Although Hernandez urges that we define the "clearly baseless" guidepost with more precision, we are confident that the district courts, who are "all too familiar" with factually frivolous claims, Neitzke, supra, at 328, are in the best position to determine which cases fall into this category. Indeed, the statute's instruction that an action may be dismissed if the court is "satisfied" that it is frivolous indicates that frivolousness is a decision entrusted to the discretion of the court entertaining the in forma pauperis petition. We therefore decline the invitation to reduce the "clearly baseless" inquiry to a monolithic standard.
Because the frivolousness determination is a discretionary one, we further hold that a § 1915(d) dismissal is properly reviewed for an abuse of that discretion, and that it was error for the Court of Appeals to review the dismissal of Hernandez's claims de novo. Cf. Boag v. MacDougall, 454 U.S. 364, 365, n. (1982) (per curiam) (reversing dismissal of an in forma pauperis petition when dismissal was based on an erroneous legal conclusion and not exercise of the "broad discretion" granted by § 1915(d)); Coppedge, supra, at 446 (district court's certification that in forma pauperis appellant is taking appeal in good faith, as required by § 1915(a),
With respect to this last factor: Because a § 1915(d) dismissal is not a dismissal on the merits, but rather an exercise of the court's discretion under the in forma pauperis statute, the dismissal does not prejudice the filing of a paid complaint making the same allegations. It could, however, have a res judicata effect on frivolousness determinations for future in forma pauperis petitions. See, e. g., Bryant v. Civiletti, 214 U. S. App. D. C. 109, 110-111, 663 F.2d 286, 287-288, n. 1 (1981) (§ 1915(d) dismissal for frivolousness is res judicata); Warren v. McCall, 709 F.2d 1183, 1186, and n. 7 (CA7 1983) (same); cf. Rogers v. Bruntrager, 841 F.2d 853, 855 (CA8 1988) (noting that application of res judicata principles after § 1915(d) dismissal can be "somewhat problematical"). Therefore, if it appears that frivolous factual allegations could be remedied through more specific pleading, a court of appeals reviewing a § 1915(d) disposition should consider whether the district court abused its discretion by dismissing the complaint with prejudice or without leave to amend. Because it is not properly before us, we express no opinion on the Ninth Circuit rule, applied below, that a pro se litigant bringing suit in forma pauperis is entitled to notice and an opportunity to amend the complaint to overcome any deficiency unless it is clear that no amendment can cure the defect. E. g., Potter v. McCall, 433 F.2d 1087, 1088 (1970); Noll v. Carlson, 809 F.2d 1446 (1987).

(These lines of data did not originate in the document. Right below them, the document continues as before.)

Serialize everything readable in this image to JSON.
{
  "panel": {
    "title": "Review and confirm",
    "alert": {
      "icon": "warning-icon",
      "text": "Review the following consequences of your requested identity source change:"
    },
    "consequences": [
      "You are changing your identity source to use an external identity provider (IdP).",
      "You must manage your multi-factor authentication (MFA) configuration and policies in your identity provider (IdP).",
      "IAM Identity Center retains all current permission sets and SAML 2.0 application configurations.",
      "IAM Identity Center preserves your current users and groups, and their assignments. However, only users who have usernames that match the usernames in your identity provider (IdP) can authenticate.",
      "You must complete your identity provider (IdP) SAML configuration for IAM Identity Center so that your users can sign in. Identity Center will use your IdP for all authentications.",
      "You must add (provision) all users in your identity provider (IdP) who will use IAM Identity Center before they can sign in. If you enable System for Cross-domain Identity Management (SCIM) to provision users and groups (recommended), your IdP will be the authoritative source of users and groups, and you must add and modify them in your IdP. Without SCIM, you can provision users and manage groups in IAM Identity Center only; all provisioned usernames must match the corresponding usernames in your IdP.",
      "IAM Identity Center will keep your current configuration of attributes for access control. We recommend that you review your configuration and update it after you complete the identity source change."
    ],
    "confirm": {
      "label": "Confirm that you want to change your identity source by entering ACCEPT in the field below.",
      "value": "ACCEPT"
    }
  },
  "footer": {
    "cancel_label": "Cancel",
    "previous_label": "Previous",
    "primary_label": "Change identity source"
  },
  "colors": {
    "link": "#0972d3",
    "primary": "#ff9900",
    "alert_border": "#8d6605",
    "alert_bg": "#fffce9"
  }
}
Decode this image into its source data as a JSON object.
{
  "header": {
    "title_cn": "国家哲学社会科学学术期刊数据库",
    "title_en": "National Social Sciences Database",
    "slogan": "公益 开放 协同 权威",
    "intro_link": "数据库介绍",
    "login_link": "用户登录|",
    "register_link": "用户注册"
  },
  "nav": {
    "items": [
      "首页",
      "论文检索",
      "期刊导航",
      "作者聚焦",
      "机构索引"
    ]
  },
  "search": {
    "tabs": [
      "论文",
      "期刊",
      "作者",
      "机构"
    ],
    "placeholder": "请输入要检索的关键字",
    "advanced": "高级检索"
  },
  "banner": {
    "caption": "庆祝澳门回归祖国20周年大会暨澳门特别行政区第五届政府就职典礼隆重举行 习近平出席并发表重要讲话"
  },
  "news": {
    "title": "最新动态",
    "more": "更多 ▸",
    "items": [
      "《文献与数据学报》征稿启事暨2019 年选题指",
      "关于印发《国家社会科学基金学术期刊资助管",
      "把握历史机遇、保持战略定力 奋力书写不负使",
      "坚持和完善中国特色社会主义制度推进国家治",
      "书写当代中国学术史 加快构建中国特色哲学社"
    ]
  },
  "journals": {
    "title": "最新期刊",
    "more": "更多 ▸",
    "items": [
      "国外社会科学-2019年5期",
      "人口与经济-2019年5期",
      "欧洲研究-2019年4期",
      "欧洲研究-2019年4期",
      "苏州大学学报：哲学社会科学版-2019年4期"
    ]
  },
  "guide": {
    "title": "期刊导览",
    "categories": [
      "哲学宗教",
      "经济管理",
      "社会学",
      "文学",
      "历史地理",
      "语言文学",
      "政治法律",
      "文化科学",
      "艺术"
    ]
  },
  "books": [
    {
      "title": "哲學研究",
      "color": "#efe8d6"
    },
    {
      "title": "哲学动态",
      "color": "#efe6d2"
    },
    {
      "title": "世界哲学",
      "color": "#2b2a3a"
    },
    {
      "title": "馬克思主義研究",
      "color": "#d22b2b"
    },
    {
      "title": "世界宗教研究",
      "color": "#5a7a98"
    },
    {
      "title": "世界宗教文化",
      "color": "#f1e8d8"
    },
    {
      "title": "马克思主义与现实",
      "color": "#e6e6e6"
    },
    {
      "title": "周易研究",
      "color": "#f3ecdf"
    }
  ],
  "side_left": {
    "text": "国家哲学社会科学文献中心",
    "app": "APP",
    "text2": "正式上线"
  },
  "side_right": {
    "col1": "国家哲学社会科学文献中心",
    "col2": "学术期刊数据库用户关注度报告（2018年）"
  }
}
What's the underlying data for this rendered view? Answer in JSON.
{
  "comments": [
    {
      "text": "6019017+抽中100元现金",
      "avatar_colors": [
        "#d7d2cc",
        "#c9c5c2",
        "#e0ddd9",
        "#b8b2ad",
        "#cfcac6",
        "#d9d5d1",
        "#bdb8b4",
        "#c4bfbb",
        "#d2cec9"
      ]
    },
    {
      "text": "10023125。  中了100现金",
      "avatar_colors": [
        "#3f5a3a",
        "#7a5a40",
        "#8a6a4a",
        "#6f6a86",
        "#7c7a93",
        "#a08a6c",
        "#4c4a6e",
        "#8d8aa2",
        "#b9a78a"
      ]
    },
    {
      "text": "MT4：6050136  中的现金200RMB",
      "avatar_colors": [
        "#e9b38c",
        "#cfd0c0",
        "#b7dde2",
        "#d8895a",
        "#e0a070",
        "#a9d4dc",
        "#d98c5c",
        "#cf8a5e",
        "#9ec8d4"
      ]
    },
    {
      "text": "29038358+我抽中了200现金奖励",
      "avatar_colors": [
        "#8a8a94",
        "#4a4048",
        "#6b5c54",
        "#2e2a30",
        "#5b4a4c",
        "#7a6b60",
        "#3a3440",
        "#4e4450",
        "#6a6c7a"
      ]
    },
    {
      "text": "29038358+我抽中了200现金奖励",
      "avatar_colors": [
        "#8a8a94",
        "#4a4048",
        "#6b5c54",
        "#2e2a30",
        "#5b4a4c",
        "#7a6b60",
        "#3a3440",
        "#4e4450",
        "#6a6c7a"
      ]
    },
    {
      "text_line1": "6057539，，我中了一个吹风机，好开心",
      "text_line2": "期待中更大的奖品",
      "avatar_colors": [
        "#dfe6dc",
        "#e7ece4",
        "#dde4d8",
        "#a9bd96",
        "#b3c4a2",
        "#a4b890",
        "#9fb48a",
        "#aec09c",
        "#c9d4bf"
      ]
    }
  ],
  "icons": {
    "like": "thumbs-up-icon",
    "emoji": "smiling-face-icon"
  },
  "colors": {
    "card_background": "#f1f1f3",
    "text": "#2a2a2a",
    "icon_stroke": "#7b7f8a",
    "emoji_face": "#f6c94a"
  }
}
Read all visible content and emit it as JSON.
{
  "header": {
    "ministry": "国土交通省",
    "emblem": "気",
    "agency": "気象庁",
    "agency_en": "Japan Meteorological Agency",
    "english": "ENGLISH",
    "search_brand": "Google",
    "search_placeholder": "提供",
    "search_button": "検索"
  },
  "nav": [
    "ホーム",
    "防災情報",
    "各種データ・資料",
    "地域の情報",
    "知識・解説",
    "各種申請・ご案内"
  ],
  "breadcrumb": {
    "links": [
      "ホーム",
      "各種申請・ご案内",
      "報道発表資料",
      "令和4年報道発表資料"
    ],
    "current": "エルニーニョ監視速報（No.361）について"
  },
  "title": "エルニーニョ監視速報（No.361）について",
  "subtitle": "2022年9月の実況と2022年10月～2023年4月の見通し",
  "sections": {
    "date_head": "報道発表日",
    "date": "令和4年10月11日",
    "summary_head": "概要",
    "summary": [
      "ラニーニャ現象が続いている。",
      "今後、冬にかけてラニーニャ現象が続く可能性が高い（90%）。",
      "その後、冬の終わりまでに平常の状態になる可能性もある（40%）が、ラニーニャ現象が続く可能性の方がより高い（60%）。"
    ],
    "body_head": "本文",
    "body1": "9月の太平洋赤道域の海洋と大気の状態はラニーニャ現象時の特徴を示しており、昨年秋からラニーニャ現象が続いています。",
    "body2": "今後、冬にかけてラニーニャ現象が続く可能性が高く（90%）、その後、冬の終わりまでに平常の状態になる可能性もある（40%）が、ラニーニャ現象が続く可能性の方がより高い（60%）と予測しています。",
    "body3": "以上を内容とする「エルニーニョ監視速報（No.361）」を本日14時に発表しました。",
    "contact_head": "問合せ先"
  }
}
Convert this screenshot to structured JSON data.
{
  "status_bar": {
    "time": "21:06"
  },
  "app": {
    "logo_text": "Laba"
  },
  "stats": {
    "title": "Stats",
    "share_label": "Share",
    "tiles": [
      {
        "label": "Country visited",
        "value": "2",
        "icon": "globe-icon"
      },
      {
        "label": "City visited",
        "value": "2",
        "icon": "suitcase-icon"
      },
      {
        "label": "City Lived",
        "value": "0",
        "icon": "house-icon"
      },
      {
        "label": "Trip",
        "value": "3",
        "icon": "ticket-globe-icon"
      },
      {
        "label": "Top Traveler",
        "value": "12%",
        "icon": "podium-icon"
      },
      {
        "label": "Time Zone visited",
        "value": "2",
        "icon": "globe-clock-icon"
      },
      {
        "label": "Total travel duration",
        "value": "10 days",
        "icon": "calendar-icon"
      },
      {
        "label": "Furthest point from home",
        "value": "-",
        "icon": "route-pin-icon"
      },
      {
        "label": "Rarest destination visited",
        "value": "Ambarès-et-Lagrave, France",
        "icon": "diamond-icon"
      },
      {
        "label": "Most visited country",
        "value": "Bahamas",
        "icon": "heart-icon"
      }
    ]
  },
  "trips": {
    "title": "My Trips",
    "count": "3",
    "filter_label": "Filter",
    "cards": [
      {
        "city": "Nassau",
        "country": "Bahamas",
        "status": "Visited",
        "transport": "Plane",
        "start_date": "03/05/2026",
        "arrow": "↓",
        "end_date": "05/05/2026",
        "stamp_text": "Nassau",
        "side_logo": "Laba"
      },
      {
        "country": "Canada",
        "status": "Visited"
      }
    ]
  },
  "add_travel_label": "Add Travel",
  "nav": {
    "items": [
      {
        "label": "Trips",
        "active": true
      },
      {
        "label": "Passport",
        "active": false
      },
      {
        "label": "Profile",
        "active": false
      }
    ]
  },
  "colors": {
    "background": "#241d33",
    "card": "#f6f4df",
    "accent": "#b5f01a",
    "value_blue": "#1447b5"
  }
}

It is so ordered.
Justice Stevens, with whom Justice Blackmun joins, dissenting.
My disagreement with the Court is narrow. I agree with its articulation of the standard to be applied in determining whether an in forma pauperis complaint is frivolous under 28 U. S. C. § 1915(d). Moreover, precedent supports the Court's decision to remand the case without expressing any view on the proper application of that standard to the facts of the case. See, e. g., Rufo v. Inmates of Suffolk County Jail, 502 U.S. 367 (1992). Nevertheless, because I am satisfied that the decision of the Court of Appeals is entirely consistent with the standard announced today, I would affirm its judgment.
Elizabeth Alexander, David C. Fathi, John A. Powell, Steven R. Shapiro, and Matthew Coles filed a brief for the American Civil Liberties Union et al. as amici curiae urging affirmance.